## Your assignment
Once you have read the records below, write them all out exactly as given.

^^^^^^^^

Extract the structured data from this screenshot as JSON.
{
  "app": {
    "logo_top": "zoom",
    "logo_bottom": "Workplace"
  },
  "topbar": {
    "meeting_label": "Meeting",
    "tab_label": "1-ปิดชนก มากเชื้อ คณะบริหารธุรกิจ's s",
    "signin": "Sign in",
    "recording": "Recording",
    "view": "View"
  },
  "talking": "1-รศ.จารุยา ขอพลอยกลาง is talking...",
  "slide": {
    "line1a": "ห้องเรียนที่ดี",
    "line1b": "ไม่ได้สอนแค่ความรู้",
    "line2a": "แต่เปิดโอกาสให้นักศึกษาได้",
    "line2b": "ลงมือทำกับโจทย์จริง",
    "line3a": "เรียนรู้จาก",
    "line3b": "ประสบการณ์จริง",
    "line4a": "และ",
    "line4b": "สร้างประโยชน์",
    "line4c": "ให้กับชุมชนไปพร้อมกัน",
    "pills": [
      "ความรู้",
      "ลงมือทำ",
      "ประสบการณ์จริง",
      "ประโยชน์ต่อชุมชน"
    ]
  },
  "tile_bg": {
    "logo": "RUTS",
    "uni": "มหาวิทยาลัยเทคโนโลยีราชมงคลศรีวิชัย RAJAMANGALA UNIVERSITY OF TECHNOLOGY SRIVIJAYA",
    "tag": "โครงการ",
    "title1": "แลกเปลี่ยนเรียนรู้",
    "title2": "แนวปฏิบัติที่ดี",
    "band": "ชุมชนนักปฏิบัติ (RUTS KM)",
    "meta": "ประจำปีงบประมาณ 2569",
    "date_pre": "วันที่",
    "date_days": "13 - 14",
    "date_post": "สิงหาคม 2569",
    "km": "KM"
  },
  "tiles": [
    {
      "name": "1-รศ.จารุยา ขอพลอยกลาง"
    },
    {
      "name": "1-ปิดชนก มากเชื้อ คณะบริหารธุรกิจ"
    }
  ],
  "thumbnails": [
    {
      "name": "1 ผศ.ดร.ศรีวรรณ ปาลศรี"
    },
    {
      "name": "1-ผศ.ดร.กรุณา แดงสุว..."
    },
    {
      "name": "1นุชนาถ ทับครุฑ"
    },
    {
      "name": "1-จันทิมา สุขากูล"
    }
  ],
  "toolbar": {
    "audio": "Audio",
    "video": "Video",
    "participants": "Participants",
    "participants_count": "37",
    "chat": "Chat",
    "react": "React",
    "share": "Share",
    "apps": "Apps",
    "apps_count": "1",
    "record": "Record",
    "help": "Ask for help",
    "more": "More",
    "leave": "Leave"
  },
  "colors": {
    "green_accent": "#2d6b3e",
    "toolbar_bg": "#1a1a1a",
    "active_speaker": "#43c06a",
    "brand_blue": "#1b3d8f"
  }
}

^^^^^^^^

## Finished exercise
Extract the structured data from this screenshot as JSON.
{
  "app": {
    "logo_top": "zoom",
    "logo_bottom": "Workplace"
  },
  "topbar": {
    "meeting_label": "Meeting",
    "tab_label": "1-ปิดชนก มากเชื้อ คณะบริหารธุรกิจ's s",
    "signin": "Sign in",
    "recording": "Recording",
    "view": "View"
  },
  "talking": "1-รศ.จารุยา ขอพลอยกลาง is talking...",
  "slide": {
    "line1a": "ห้องเรียนที่ดี",
    "line1b": "ไม่ได้สอนแค่ความรู้",
    "line2a": "แต่เปิดโอกาสให้นักศึกษาได้",
    "line2b": "ลงมือทำกับโจทย์จริง",
    "line3a": "เรียนรู้จาก",
    "line3b": "ประสบการณ์จริง",
    "line4a": "และ",
    "line4b": "สร้างประโยชน์",
    "line4c": "ให้กับชุมชนไปพร้อมกัน",
    "pills": [
      "ความรู้",
      "ลงมือทำ",
      "ประสบการณ์จริง",
      "ประโยชน์ต่อชุมชน"
    ]
  },
  "tile_bg": {
    "logo": "RUTS",
    "uni": "มหาวิทยาลัยเทคโนโลยีราชมงคลศรีวิชัย RAJAMANGALA UNIVERSITY OF TECHNOLOGY SRIVIJAYA",
    "tag": "โครงการ",
    "title1": "แลกเปลี่ยนเรียนรู้",
    "title2": "แนวปฏิบัติที่ดี",
    "band": "ชุมชนนักปฏิบัติ (RUTS KM)",
    "meta": "ประจำปีงบประมาณ 2569",
    "date_pre": "วันที่",
    "date_days": "13 - 14",
    "date_post": "สิงหาคม 2569",
    "km": "KM"
  },
  "tiles": [
    {
      "name": "1-รศ.จารุยา ขอพลอยกลาง"
    },
    {
      "name": "1-ปิดชนก มากเชื้อ คณะบริหารธุรกิจ"
    }
  ],
  "thumbnails": [
    {
      "name": "1 ผศ.ดร.ศรีวรรณ ปาลศรี"
    },
    {
      "name": "1-ผศ.ดร.กรุณา แดงสุว..."
    },
    {
      "name": "1นุชนาถ ทับครุฑ"
    },
    {
      "name": "1-จันทิมา สุขากูล"
    }
  ],
  "toolbar": {
    "audio": "Audio",
    "video": "Video",
    "participants": "Participants",
    "participants_count": "37",
    "chat": "Chat",
    "react": "React",
    "share": "Share",
    "apps": "Apps",
    "apps_count": "1",
    "record": "Record",
    "help": "Ask for help",
    "more": "More",
    "leave": "Leave"
  },
  "colors": {
    "green_accent": "#2d6b3e",
    "toolbar_bg": "#1a1a1a",
    "active_speaker": "#43c06a",
    "brand_blue": "#1b3d8f"
  }
}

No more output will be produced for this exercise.